As Amended June 2, 2015.
APPEAL FROM THE UNITED STATES DISTRICT COURT FOR THE DISTRICT OF NEW HAMPSHIRE. Hon. Landya B. McCafferty, U.S. District Judge.
Scott H. Harris, with whom Nicholas C. Casolaro, Andrew R. Hamilton, and McLane, Graf, Raulerson & Middleton, P.A. were on brief, for appellant.
Mark D. Sheridan, with whom Jason F. King, Sean P. Neafsey, and Squire Patton Boggs (U.S.) LLP were on brief, for appellee.
Before Howard, Selya, and Barron, Circuit Judges.
BARRON, Circuit Judge.

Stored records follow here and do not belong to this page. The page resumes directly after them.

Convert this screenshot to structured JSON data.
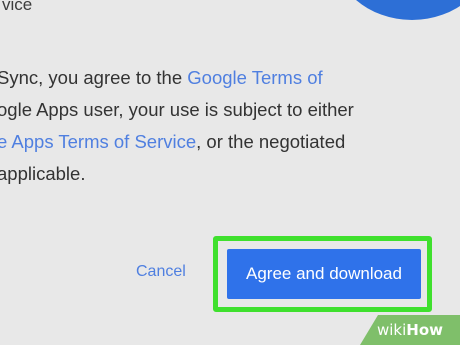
{
  "header": {
    "partial_text": "vice"
  },
  "terms": {
    "line1_prefix": "Sync, you agree to the ",
    "line1_link": "Google Terms of",
    "line2": "ogle Apps user, your use is subject to either",
    "line3_link": "e Apps Terms of Service",
    "line3_suffix": ", or the negotiated",
    "line4": "applicable."
  },
  "actions": {
    "cancel_label": "Cancel",
    "agree_label": "Agree and download"
  },
  "watermark": {
    "wiki": "wiki",
    "how": "How"
  },
  "colors": {
    "link": "#4f7fe0",
    "primary_button": "#2f72ea",
    "highlight_border": "#3fe02e",
    "brand_circle": "#2d6fd6",
    "background": "#e8e8e8"
  }
}
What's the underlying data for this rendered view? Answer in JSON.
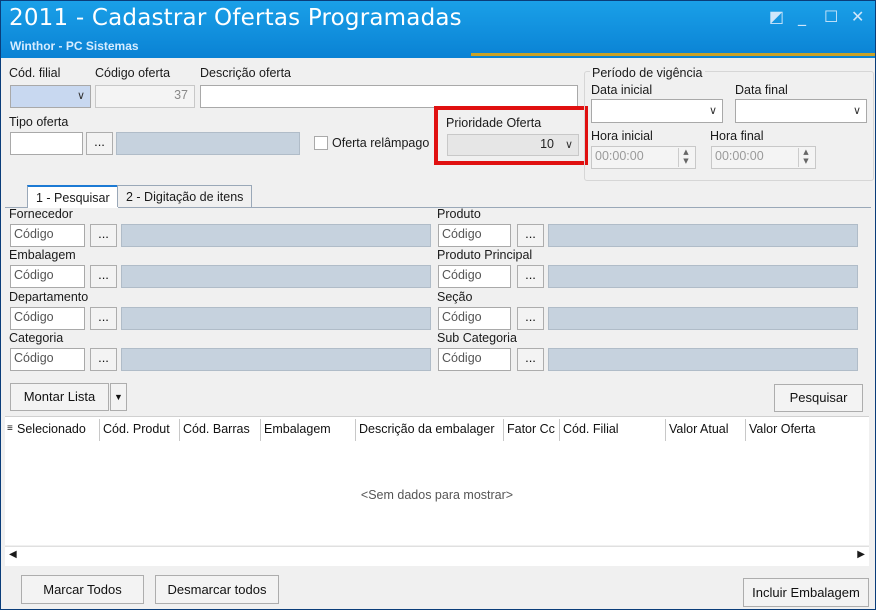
{
  "window": {
    "title": "2011 - Cadastrar Ofertas Programadas",
    "subtitle": "Winthor - PC Sistemas",
    "controls": [
      "◩",
      "_",
      "☐",
      "✕"
    ]
  },
  "header": {
    "cod_filial_label": "Cód. filial",
    "codigo_oferta_label": "Código oferta",
    "codigo_oferta_value": "37",
    "descricao_label": "Descrição oferta",
    "tipo_oferta_label": "Tipo oferta",
    "ellipsis": "...",
    "oferta_relampago_label": "Oferta relâmpago",
    "prioridade_label": "Prioridade Oferta",
    "prioridade_value": "10",
    "periodo_label": "Período de vigência",
    "data_inicial_label": "Data inicial",
    "data_final_label": "Data final",
    "hora_inicial_label": "Hora inicial",
    "hora_inicial_value": "00:00:00",
    "hora_final_label": "Hora final",
    "hora_final_value": "00:00:00"
  },
  "tabs": [
    {
      "label": "1 - Pesquisar"
    },
    {
      "label": "2 - Digitação de itens"
    }
  ],
  "filters": {
    "placeholder": "Código",
    "ellipsis": "...",
    "left": [
      "Fornecedor",
      "Embalagem",
      "Departamento",
      "Categoria"
    ],
    "right": [
      "Produto",
      "Produto Principal",
      "Seção",
      "Sub Categoria"
    ]
  },
  "actions": {
    "montar_lista": "Montar Lista",
    "pesquisar": "Pesquisar",
    "marcar_todos": "Marcar Todos",
    "desmarcar_todos": "Desmarcar todos",
    "incluir_embalagem": "Incluir Embalagem"
  },
  "grid": {
    "columns": [
      "Selecionado",
      "Cód. Produt",
      "Cód. Barras",
      "Embalagem",
      "Descrição da embalager",
      "Fator Cc",
      "Cód. Filial",
      "Valor Atual",
      "Valor Oferta"
    ],
    "empty_text": "<Sem dados para mostrar>"
  },
  "colors": {
    "titlebar": "#0a82d4",
    "highlight": "#e01010",
    "readonly_field": "#c6d2de"
  }
}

This appeal arises out of an action for a declaratory judgment. The plaintiff, now the appellant, is a private middle school in Canaan, New Hampshire. The school seeks to prove that, nearly fifty years ago, the insurance company that is the defendant, and now the appellee, issued the school an insurance policy that covers a claim that the school recently received concerning events allegedly occurring during the 1967-1968 academic year.
The twist is that while the school can document that it had a policy with the insurance company at some point, it cannot find a copy of the policy for the year in question. And the insurance company has told the school that it cannot confirm the existence of the policy. Thus, the company contends that it is not obliged to cover the claim and, more significantly for present purposes, that the school's complaint should be dismissed because it fails to make a plausible case that such a policy ever existed.

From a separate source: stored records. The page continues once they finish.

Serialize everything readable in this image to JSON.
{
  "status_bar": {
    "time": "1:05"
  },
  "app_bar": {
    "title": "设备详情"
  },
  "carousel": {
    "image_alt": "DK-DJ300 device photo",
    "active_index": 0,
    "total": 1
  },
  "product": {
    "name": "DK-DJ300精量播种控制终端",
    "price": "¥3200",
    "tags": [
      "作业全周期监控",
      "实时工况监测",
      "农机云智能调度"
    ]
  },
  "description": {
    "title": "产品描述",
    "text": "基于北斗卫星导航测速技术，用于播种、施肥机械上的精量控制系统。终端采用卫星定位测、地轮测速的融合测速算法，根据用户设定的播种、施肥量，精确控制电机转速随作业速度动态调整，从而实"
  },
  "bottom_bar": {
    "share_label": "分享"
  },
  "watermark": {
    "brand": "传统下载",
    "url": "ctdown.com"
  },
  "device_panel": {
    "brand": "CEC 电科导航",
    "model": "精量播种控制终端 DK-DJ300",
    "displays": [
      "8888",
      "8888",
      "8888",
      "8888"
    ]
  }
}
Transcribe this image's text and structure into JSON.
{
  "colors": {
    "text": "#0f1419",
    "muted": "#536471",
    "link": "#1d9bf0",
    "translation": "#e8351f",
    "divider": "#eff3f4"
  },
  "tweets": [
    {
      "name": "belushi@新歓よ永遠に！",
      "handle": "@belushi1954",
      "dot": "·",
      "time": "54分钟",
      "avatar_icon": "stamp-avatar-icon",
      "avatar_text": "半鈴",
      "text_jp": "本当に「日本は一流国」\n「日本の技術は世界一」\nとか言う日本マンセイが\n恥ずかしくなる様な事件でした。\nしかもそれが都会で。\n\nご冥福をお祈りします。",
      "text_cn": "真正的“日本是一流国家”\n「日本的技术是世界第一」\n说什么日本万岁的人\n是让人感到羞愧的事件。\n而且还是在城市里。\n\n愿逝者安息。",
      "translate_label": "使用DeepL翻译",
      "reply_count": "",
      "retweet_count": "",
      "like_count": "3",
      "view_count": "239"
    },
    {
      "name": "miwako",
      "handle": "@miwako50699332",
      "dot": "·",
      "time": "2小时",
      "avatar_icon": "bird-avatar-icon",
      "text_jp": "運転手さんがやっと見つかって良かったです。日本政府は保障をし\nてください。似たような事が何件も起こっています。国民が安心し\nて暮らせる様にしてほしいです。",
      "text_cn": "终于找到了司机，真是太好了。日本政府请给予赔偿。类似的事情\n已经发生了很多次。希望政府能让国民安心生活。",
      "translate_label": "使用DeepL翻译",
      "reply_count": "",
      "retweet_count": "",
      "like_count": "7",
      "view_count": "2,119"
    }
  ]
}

The District Court sided with the insurance company and dismissed the suit. But although the question is close, we reverse and remand for further proceedings.
In 2013, the Cardigan Mountain School received a demand letter asserting a claim (about which we have been given no details) based on events that allegedly occurred during the 1967-1968 school year. In response, the school asked the New Hampshire Insurance Company to defend against the claim as the carrier of the
school's comprehensive general liability insurance policy at that time.
The New Hampshire Insurance Company rejected the request. The company explained that it had not been able to locate any policy covering the school for the relevant time period, and thus that it was not the school's carrier at that time and therefore had no duty to defend against this claim now.
Not having found a copy of the policy in its own records, the school filed this suit in New Hampshire state court under the New Hampshire declaratory judgment statute. See N.H. Rev. Stat. Ann. § 491:22. The school sought a judgment " adjudicating and decreeing the existence of, and Cardigan's rights under, any policy issued by" New Hampshire Insurance Company.
New Hampshire Insurance Company -- which, notwithstanding its name, is a Pennsylvania corporation with its headquarters in New York -- removed the suit to federal court on diversity-of-citizenship grounds. See 28 U.S.C. § 1332(a). New Hampshire Insurance Company then moved to ...